Program: California Agency on Service and Volunteering
Finding or Recommendation: Recommend rejection of this proposal, which would create a duplicate private donation fund for disaster relief and give the executive branch far too much power.
Further Detail

Governor Proposes Fund to Collect Private Donations for Disaster Relief and Other Purposes. In conjunction with his proposal to establish a volunteerism agency, the Governor proposes trailer bill language that would establish the California Volunteers Fund in the state treasury, a continuously appropriated fund that would accept tax-deductible cash donations from individuals or private entities. The proceeds of this fund would be available for the proposed volunteerism agency's use for disaster preparedness, response, and relief activities. The fund also could support efforts to increase public participation in community service activities, research concerning volunteerism, and any type of assistance the volunteerism secretary sees fit to give to local nonprofit and governmental entities that utilize volunteers. We understand that occasionally CV receives contributions to support relief efforts related to natural disasters in California and that this is one motivation for the proposal.

Recommend Rejection of Proposal. In the event that CV receives such donation offers, it should always direct donors to worthy local and nonprofit efforts directly involved in disaster relief. If a donor insists on making a contribution to the state, the administration instead should direct that donor to the California Emergency Management Agency (CalEMA), which manages the existing Disaster Resistant Communities Fund. That fund may receive cash and other contributions pursuant to Sections 8588.1 and 8588.2 of the Government Code. Subdivision (b)(2) of Section 8588.2 allows CalEMA to develop procedures to use privately donated materials to aid natural disaster victims and otherwise further the purposes of the fund.
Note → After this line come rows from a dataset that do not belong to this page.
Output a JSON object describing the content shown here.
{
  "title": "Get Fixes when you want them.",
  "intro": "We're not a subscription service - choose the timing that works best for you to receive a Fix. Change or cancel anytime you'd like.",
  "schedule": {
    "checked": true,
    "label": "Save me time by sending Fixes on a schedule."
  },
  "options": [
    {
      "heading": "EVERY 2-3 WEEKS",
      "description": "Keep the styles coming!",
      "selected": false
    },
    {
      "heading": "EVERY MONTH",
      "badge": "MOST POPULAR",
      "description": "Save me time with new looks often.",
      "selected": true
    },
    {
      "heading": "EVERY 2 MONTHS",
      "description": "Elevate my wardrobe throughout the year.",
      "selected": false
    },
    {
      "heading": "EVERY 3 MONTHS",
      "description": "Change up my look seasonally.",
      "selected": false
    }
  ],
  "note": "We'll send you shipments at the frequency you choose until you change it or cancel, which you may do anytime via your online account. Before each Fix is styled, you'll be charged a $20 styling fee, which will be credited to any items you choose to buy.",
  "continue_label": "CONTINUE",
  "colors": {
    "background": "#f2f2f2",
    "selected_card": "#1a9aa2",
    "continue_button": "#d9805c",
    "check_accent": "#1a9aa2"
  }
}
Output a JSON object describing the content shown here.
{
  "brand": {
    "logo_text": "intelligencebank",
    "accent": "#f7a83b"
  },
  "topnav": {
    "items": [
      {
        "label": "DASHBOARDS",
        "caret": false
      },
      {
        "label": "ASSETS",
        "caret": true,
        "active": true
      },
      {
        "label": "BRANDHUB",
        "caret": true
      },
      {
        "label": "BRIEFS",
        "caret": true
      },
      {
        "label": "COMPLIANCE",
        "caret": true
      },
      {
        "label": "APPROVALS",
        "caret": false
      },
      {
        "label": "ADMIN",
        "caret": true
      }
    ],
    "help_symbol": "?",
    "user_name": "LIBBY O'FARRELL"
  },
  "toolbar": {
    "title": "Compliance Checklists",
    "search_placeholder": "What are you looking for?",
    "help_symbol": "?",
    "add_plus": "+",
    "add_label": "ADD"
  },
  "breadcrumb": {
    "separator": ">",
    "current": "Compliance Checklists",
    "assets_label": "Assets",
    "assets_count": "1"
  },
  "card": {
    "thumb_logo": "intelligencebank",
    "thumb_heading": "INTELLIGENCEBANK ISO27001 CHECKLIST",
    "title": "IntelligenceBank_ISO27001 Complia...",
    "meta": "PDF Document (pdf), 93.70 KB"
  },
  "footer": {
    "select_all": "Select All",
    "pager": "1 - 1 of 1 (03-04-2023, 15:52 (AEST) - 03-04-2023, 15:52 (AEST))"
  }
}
If the administration believes that these code sections should be amended to give CalEMA more flexibility to manage cash donations from individuals and others, it should propose changes to these existing code sections. It is unnecessary for the state to have two, potentially competing donation funds involved in disaster relief and preparedness. Moreover, the language for the proposed California Volunteers Fund gives far too much authority to the executive branch to manage privately-solicited funds. Accordingly, we recommend that the proposal to create a California Volunteers Fund be rejected.